To those who are acquainted with the present state of the kingdom, there can be little doubt that ignorance is one great source of irreligion : not that mere intelligence will make men christians, but that many persons do not believe in Christianity, because they are practically unacquainted with it, and many more are alienated from the communion of our Church, because they have never imbibed a sufficient stock of knowledge to understand the real nature of those questions on which others differ from us. Therefore the parish school should be the frequent scene of the clergyman's labour. He should try to see that the children really understand that which they prosessedly learn, and to give a christian tone to everything which is there taught them. I say nothing of the school being the best entrance into the house of every parent; but if the children of the parish have grown up with the habit of regarding their clergyman as an enlightened instructor, and a friendly governor, it will tend more than anything to place him in that position in which he is likely to occupy his proper place among his people. I need not dwell on the good which his visits ought to do the children. We may know many things, and not be the wiser for it, and this is often the case with that species of mechanical instruction which is communicated by unenlightened teachers, who can impart a good deal of information on some branches of knowledge, without opening the minds of the scholars by the process. But if these same scholars were from time to time questioned by an intelligent visiter, the less efficient teacher would perceive his own deficiency, and the children would obtain a key to open stores of mechanical information, which would thus be converted into true knowledge. But it is to the Sunday school* and catechising that I would more directly turn your attention. By catechising, I mean the public teaching in the church, before those of the congregation who desire to listen. The canons and rubric direct that this shall be done after the second lesson in evening service. But the circumstances of the parish, or a change in the habits of the people may render an alteration in the time at which it is performed, advisable; and as in such a question each clergyman ought to be a better judge of the propriety of selecting one time or the other, I leave it to your discretion.—They who neglect to catechise publicly, in connection with the Sunday school, not only omit a most eflicient means of doing good, but I must say that they obey neither the law of the land, nor of the church ; and after my frequent and earnest requests on this
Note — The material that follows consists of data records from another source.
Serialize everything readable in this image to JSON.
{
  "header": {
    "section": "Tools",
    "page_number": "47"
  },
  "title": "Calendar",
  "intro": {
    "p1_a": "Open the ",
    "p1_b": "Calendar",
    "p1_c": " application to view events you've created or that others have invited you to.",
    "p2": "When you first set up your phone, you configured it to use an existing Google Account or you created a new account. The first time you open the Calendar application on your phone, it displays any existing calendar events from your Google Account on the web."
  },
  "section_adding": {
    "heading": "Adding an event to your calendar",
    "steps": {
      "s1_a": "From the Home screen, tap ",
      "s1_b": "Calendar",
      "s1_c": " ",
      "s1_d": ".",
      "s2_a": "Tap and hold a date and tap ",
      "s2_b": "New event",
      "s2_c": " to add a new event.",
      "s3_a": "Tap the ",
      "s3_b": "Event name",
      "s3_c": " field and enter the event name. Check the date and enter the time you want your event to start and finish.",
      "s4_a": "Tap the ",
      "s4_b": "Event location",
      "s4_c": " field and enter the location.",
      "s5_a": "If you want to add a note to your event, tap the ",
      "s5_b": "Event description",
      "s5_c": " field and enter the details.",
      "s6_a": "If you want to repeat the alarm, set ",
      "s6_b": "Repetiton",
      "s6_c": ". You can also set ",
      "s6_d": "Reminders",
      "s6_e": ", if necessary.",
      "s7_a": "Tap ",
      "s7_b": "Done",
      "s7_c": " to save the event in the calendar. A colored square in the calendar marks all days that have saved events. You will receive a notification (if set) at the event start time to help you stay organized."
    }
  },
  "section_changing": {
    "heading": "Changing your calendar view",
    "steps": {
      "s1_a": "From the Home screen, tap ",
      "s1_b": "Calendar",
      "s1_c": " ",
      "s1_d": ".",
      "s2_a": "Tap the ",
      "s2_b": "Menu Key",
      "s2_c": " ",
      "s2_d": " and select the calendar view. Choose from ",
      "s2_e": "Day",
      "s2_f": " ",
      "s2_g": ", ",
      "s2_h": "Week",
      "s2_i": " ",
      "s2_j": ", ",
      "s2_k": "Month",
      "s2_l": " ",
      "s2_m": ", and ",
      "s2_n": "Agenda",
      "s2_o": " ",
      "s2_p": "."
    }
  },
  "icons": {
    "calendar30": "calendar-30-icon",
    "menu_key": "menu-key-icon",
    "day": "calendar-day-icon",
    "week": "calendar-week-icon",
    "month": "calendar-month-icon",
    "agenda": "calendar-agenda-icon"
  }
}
Many observations with regard to the management of a Sunday school will be found in a letter on that subject, which I wrote to Mr. Howard, at his request, and which I have printed in the Appendix.